◆ **Work instruction**: Scan the data below for the string "Groups". Show every line where it turns up.

══ Material provided

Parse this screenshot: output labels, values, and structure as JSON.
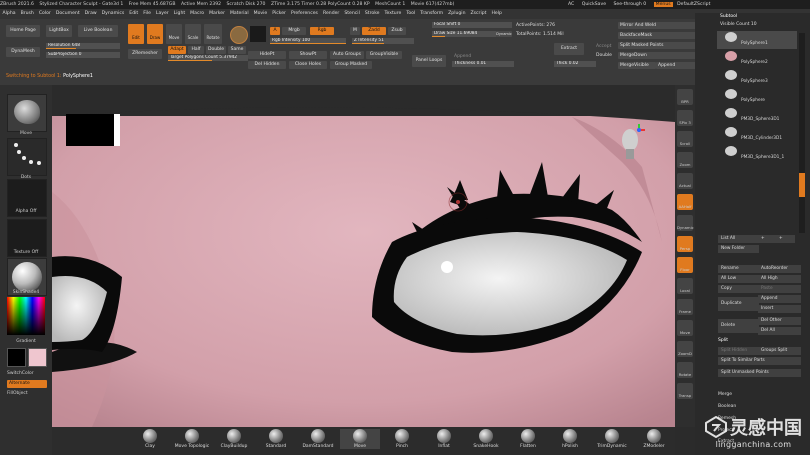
{
  "titlebar": {
    "app": "ZBrush 2021.6",
    "doc": "Stylized Character Sculpt - Gate3d 1",
    "free_mem": "Free Mem 45.687GB",
    "active_mem": "Active Mem 2392",
    "scratch": "Scratch Disk 270",
    "ztime": "ZTime 3.175 Timer 0.28 PolyCount 0.28 KP",
    "meshcount": "MeshCount 1",
    "movie": "Movie 617(427mb)",
    "ac": "AC",
    "quicksave": "QuickSave",
    "see_through": "See-through 0",
    "menus": "Menus",
    "script": "DefaultZScript"
  },
  "menu": [
    "Alpha",
    "Brush",
    "Color",
    "Document",
    "Draw",
    "Dynamics",
    "Edit",
    "File",
    "Layer",
    "Light",
    "Macro",
    "Marker",
    "Material",
    "Movie",
    "Picker",
    "Preferences",
    "Render",
    "Stencil",
    "Stroke",
    "Texture",
    "Tool",
    "Transform",
    "Zplugin",
    "Zscript",
    "Help"
  ],
  "toolbar": {
    "home_page": "Home Page",
    "lightbox": "LightBox",
    "live_boolean": "Live Boolean",
    "dynamesh": "DynaMesh",
    "resolution": "Resolution 648",
    "subprojection": "SubProjection 0",
    "edit": "Edit",
    "draw": "Draw",
    "move": "Move",
    "scale": "Scale",
    "rotate": "Rotate",
    "zremesher": "ZRemesher",
    "adapt": "Adapt",
    "half": "Half",
    "double": "Double",
    "same": "Same",
    "target_polys": "Target Polygons Count 5.37942",
    "a": "A",
    "mrgb": "Mrgb",
    "rgb": "Rgb",
    "rgb_intensity": "Rgb Intensity 100",
    "m": "M",
    "zadd": "Zadd",
    "zsub": "Zsub",
    "z_intensity": "Z Intensity 51",
    "hidept": "HidePt",
    "showpt": "ShowPt",
    "del_hidden": "Del Hidden",
    "close_holes": "Close Holes",
    "auto_groups": "Auto Groups",
    "group_visible": "GroupVisible",
    "group_masked": "Group Masked",
    "focal_shift": "Focal Shift 0",
    "draw_size": "Draw Size 11.69084",
    "dynamic": "Dynamic",
    "active_points": "ActivePoints: 276",
    "total_points": "TotalPoints: 1.514 Mil",
    "panel_loops": "Panel Loops",
    "append": "Append",
    "thickness": "Thickness 0.01",
    "extract": "Extract",
    "accept": "Accept",
    "double2": "Double",
    "thick": "Thick 0.02",
    "mirror_weld": "Mirror And Weld",
    "backface_mask": "BackfaceMask",
    "split_masked": "Split Masked Points",
    "merge_down": "MergeDown",
    "merge_visible": "MergeVisible",
    "append2": "Append"
  },
  "status": {
    "prefix": "Switching to Subtool 1:",
    "name": "PolySphere1"
  },
  "left": {
    "brush": "Move",
    "stroke": "Dots",
    "alpha": "Alpha Off",
    "texture": "Texture Off",
    "material": "SkinShade4",
    "gradient": "Gradient",
    "switch_color": "SwitchColor",
    "alternate": "Alternate",
    "fill_object": "FillObject"
  },
  "rightstrip": [
    "BPR",
    "SPix 3",
    "Scroll",
    "Zoom",
    "Actual",
    "AAHalf",
    "Dynamic",
    "Persp",
    "Floor",
    "Local",
    "Frame",
    "Move",
    "ZoomD",
    "Rotate",
    "Transp"
  ],
  "subtool": {
    "title": "Subtool",
    "visible_count": "Visible Count 10",
    "items": [
      "PolySphere1",
      "PolySphere2",
      "PolySphere3",
      "PolySphere",
      "PM3D_Sphere3D1",
      "PM3D_Cylinder3D1",
      "PM3D_Sphere3D1_1"
    ],
    "list_all": "List All",
    "new_folder": "New Folder",
    "rename": "Rename",
    "auto_reorder": "AutoReorder",
    "all_low": "All Low",
    "all_high": "All High",
    "copy": "Copy",
    "paste": "Paste",
    "duplicate": "Duplicate",
    "append": "Append",
    "insert": "Insert",
    "delete": "Delete",
    "del_other": "Del Other",
    "del_all": "Del All",
    "split": "Split",
    "split_hidden": "Split Hidden",
    "groups_split": "Groups Split",
    "split_similar": "Split To Similar Parts",
    "split_unmasked": "Split Unmasked Points",
    "merge": "Merge",
    "boolean": "Boolean",
    "remesh": "Remesh",
    "project": "Project",
    "extract": "Extract"
  },
  "brushes": [
    "Clay",
    "Move Topologic",
    "ClayBuildup",
    "Standard",
    "DamStandard",
    "Move",
    "Pinch",
    "Inflat",
    "SnakeHook",
    "Flatten",
    "hPolish",
    "TrimDynamic",
    "ZModeler"
  ],
  "watermark": {
    "cn": "灵感中国",
    "url": "lingganchina.com"
  },
  "colors": {
    "accent": "#e07a1f",
    "skin": "#d7a7b0",
    "liner": "#0a0a0a",
    "panel": "#2a2a2a"
  }
}
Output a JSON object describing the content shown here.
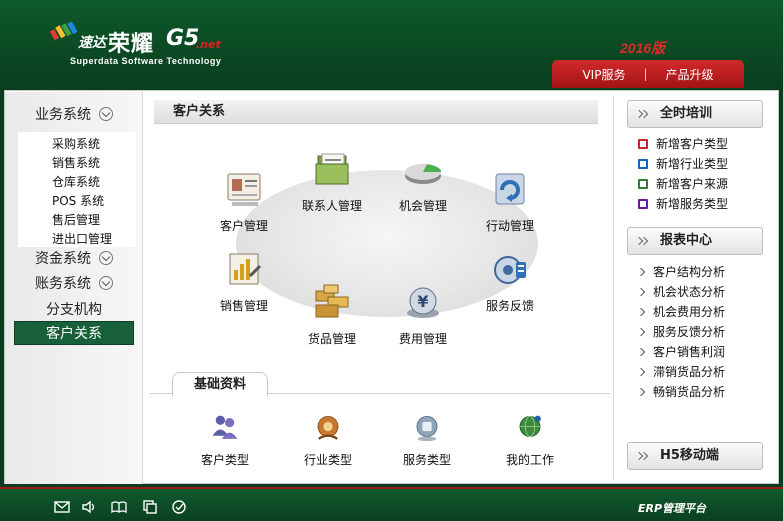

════

◆ **Answer to the problem**:
    "auto_groups": "Auto Groups",
    "groups_split": "Groups Split",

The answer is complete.